Speaker, coach and trainer Sarah Pearce, of Sarah Pearce Strategy, agrees: "We are human beings and we bring our differences to the table. We have different ways of being. The workplace environment is where the underlying drivers are salary and status. When that's the case there's going to be politics."
Knight says politics can be managed in the same way you would manage Facebook or Twitter.
"You are careful about what you say and to whom. Be careful about taking sides. And pick your battles. If you diss someone be prepared to get caught and have good reason for having done so.
"Most people say it is politics but it is usually personal opinion and whether they like the other person or not," Knight says.
"Most people have one or two buddies at work that are their closer friends and they will be more open to their opinions than they might be to others."
"I worked with someone whose communication style was very critical and she was not well liked at all. She was also very skilled and knew a lot but that knowledge wasn't accessed as people didn't ask her because of how she came across."
Pearce says: "Let's face it, if money and status weren't at stake people wouldn't behave the way they do in the office. It's important not to take things personally. Some people will act like they're your friend with the best intention - but when the stakes are high they may turn on you.
"Be professional. Don't allow yourself to be too vulnerable."
Pearce says if the office politics are not any of your business, keep out.
"By all means be a sympathetic ear for a colleague, but don't repeat what is said and don't get emotionally drawn in - it's not worth it.

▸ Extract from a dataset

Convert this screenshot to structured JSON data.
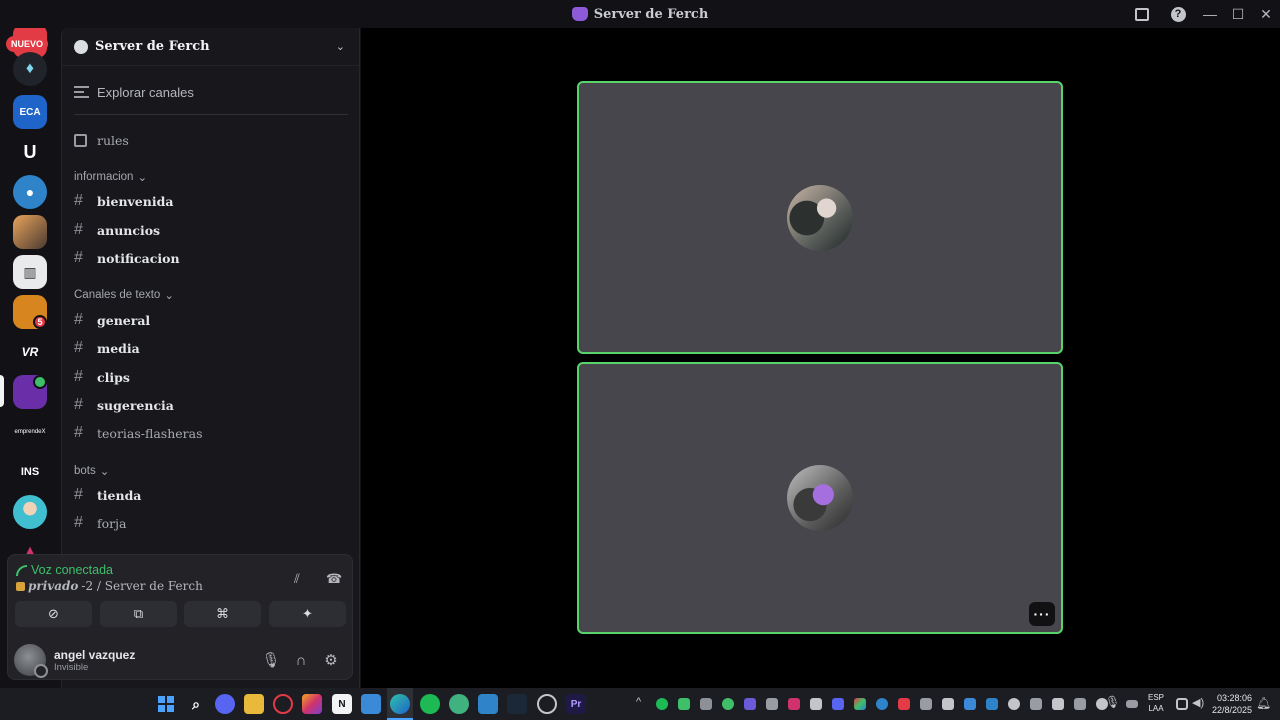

"Office politics can be ignored when it's not about you. However, if they are threatening you or your career you do need to wade in. Address them in a calm, clear and factual manner. Be firm. Say: 'That's not okay, I need to address that'."
If you do get embroiled in politics in this way, Pearce says, use such things as emails so you have a document trail. It can help later.
Knight says you can expect to get flak now and again. "When issues come up, before you wade in ask yourself if it is your business and if this will help your employer or not. Ganging up on someone is never cool and even if you 'win' it can mess with your reputation."
School of Psychology senior lecturer Dr Dianne Gardner says research shows that office politics are not necessarily a bad thing. "I love the Wikipedia definition: Office politics 'is the use of power and social networking within an organisation to achieve changes that benefit the organisation or individuals within it'.
"Okay, so can we keep out of it? Not if we define office politics as being about influence, social interactions, the need to be part of changes and decisions that affect us.
"But how do we navigate them without falling victim to them? Here's where myself and master's student Andrea Soykan are doing some research. Political skill is 'the ability to effectively understand others at work, and to use such knowledge to influence others to act in ways that enhance one's personal and/or organisational objectives'.
"This is important. It's a useful buffer against stress, it can inspire confidence and trust, build influence and get things done.
"But it can be used badly. It can become manipulative."
Gardner says it pays to be socially astute whether you want to be an office politician or not and ignoring office politics seems to be a bad idea. "Is it ever a good idea to ignore what's going on around you? Especially by individuals who are seeking to have influence over things that are going to affect you. Ignoring them seems a bad idea. Getting in and attempting to 'play the political game' is another thing - it needs the skills to do it."
Gardner says "playing the game" can help your career. "It can bring influence, recognition, build trust, and help you be recognised - all on the good side.
"However, being manipulative, and apparently seeming sincere while game-playing, can be less positive for your career. As Soykan says in her honours research, 'the social and influential processes that make up political skill can play key roles in evaluations of work performance and leadership effectiveness'."